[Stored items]
==================================================
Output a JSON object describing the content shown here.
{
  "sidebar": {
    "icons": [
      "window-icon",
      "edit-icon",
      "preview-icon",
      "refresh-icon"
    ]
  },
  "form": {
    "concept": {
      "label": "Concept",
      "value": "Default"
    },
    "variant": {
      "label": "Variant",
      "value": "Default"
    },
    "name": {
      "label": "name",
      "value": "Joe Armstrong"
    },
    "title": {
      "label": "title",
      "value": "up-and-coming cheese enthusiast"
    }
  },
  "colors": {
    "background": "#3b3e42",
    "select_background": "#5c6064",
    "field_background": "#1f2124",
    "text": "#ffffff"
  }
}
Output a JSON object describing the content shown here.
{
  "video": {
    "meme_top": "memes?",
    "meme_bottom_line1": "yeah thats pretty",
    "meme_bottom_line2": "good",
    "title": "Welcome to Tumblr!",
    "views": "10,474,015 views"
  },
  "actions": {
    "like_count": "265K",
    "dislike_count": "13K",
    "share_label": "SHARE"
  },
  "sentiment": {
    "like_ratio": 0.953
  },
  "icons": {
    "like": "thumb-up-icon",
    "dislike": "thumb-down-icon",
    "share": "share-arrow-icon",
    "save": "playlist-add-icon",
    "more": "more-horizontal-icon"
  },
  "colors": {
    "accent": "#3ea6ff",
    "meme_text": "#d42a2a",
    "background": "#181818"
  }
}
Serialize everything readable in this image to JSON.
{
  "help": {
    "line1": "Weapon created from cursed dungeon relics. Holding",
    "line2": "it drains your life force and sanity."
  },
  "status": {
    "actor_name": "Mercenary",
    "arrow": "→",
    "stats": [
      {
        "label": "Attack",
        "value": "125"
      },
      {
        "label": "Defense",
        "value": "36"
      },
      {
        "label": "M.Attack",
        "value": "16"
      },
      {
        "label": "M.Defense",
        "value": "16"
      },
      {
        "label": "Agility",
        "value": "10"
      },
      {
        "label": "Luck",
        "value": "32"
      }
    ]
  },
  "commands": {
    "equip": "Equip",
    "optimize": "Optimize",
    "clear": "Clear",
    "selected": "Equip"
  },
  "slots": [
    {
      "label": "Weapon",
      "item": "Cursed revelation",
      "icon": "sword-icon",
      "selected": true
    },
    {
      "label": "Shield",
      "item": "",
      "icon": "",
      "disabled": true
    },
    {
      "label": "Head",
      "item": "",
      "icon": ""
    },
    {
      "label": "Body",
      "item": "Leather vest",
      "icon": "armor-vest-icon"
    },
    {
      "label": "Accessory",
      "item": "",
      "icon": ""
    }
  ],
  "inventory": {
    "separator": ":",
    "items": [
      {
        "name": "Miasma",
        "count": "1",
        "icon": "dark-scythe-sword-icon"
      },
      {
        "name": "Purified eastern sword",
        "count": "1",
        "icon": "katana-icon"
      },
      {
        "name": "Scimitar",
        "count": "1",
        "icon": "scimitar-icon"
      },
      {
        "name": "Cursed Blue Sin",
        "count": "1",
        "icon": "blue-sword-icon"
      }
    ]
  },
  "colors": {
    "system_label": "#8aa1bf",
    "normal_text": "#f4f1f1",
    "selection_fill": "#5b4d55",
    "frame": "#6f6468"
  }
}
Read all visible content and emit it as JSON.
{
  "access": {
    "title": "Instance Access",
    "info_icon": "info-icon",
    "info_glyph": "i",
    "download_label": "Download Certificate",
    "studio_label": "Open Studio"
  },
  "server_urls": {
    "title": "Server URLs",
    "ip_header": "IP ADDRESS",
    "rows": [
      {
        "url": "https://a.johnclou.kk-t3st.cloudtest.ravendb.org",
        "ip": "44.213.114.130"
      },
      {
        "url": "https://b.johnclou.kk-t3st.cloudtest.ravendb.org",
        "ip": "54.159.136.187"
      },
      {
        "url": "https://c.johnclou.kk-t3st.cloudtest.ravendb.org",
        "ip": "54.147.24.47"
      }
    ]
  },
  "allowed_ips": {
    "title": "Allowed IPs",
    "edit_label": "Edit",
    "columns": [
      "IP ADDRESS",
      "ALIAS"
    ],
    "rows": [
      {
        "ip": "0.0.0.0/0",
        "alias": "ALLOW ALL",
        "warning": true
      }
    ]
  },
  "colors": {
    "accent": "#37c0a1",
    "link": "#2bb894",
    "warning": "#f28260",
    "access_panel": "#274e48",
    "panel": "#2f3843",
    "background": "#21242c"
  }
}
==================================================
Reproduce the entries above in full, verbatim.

RESULT OF THIS EXERCISE ->
Output a JSON object describing the content shown here.
{
  "sidebar": {
    "icons": [
      "window-icon",
      "edit-icon",
      "preview-icon",
      "refresh-icon"
    ]
  },
  "form": {
    "concept": {
      "label": "Concept",
      "value": "Default"
    },
    "variant": {
      "label": "Variant",
      "value": "Default"
    },
    "name": {
      "label": "name",
      "value": "Joe Armstrong"
    },
    "title": {
      "label": "title",
      "value": "up-and-coming cheese enthusiast"
    }
  },
  "colors": {
    "background": "#3b3e42",
    "select_background": "#5c6064",
    "field_background": "#1f2124",
    "text": "#ffffff"
  }
}
Output a JSON object describing the content shown here.
{
  "video": {
    "meme_top": "memes?",
    "meme_bottom_line1": "yeah thats pretty",
    "meme_bottom_line2": "good",
    "title": "Welcome to Tumblr!",
    "views": "10,474,015 views"
  },
  "actions": {
    "like_count": "265K",
    "dislike_count": "13K",
    "share_label": "SHARE"
  },
  "sentiment": {
    "like_ratio": 0.953
  },
  "icons": {
    "like": "thumb-up-icon",
    "dislike": "thumb-down-icon",
    "share": "share-arrow-icon",
    "save": "playlist-add-icon",
    "more": "more-horizontal-icon"
  },
  "colors": {
    "accent": "#3ea6ff",
    "meme_text": "#d42a2a",
    "background": "#181818"
  }
}
Serialize everything readable in this image to JSON.
{
  "help": {
    "line1": "Weapon created from cursed dungeon relics. Holding",
    "line2": "it drains your life force and sanity."
  },
  "status": {
    "actor_name": "Mercenary",
    "arrow": "→",
    "stats": [
      {
        "label": "Attack",
        "value": "125"
      },
      {
        "label": "Defense",
        "value": "36"
      },
      {
        "label": "M.Attack",
        "value": "16"
      },
      {
        "label": "M.Defense",
        "value": "16"
      },
      {
        "label": "Agility",
        "value": "10"
      },
      {
        "label": "Luck",
        "value": "32"
      }
    ]
  },
  "commands": {
    "equip": "Equip",
    "optimize": "Optimize",
    "clear": "Clear",
    "selected": "Equip"
  },
  "slots": [
    {
      "label": "Weapon",
      "item": "Cursed revelation",
      "icon": "sword-icon",
      "selected": true
    },
    {
      "label": "Shield",
      "item": "",
      "icon": "",
      "disabled": true
    },
    {
      "label": "Head",
      "item": "",
      "icon": ""
    },
    {
      "label": "Body",
      "item": "Leather vest",
      "icon": "armor-vest-icon"
    },
    {
      "label": "Accessory",
      "item": "",
      "icon": ""
    }
  ],
  "inventory": {
    "separator": ":",
    "items": [
      {
        "name": "Miasma",
        "count": "1",
        "icon": "dark-scythe-sword-icon"
      },
      {
        "name": "Purified eastern sword",
        "count": "1",
        "icon": "katana-icon"
      },
      {
        "name": "Scimitar",
        "count": "1",
        "icon": "scimitar-icon"
      },
      {
        "name": "Cursed Blue Sin",
        "count": "1",
        "icon": "blue-sword-icon"
      }
    ]
  },
  "colors": {
    "system_label": "#8aa1bf",
    "normal_text": "#f4f1f1",
    "selection_fill": "#5b4d55",
    "frame": "#6f6468"
  }
}
Read all visible content and emit it as JSON.
{
  "access": {
    "title": "Instance Access",
    "info_icon": "info-icon",
    "info_glyph": "i",
    "download_label": "Download Certificate",
    "studio_label": "Open Studio"
  },
  "server_urls": {
    "title": "Server URLs",
    "ip_header": "IP ADDRESS",
    "rows": [
      {
        "url": "https://a.johnclou.kk-t3st.cloudtest.ravendb.org",
        "ip": "44.213.114.130"
      },
      {
        "url": "https://b.johnclou.kk-t3st.cloudtest.ravendb.org",
        "ip": "54.159.136.187"
      },
      {
        "url": "https://c.johnclou.kk-t3st.cloudtest.ravendb.org",
        "ip": "54.147.24.47"
      }
    ]
  },
  "allowed_ips": {
    "title": "Allowed IPs",
    "edit_label": "Edit",
    "columns": [
      "IP ADDRESS",
      "ALIAS"
    ],
    "rows": [
      {
        "ip": "0.0.0.0/0",
        "alias": "ALLOW ALL",
        "warning": true
      }
    ]
  },
  "colors": {
    "accent": "#37c0a1",
    "link": "#2bb894",
    "warning": "#f28260",
    "access_panel": "#274e48",
    "panel": "#2f3843",
    "background": "#21242c"
  }
}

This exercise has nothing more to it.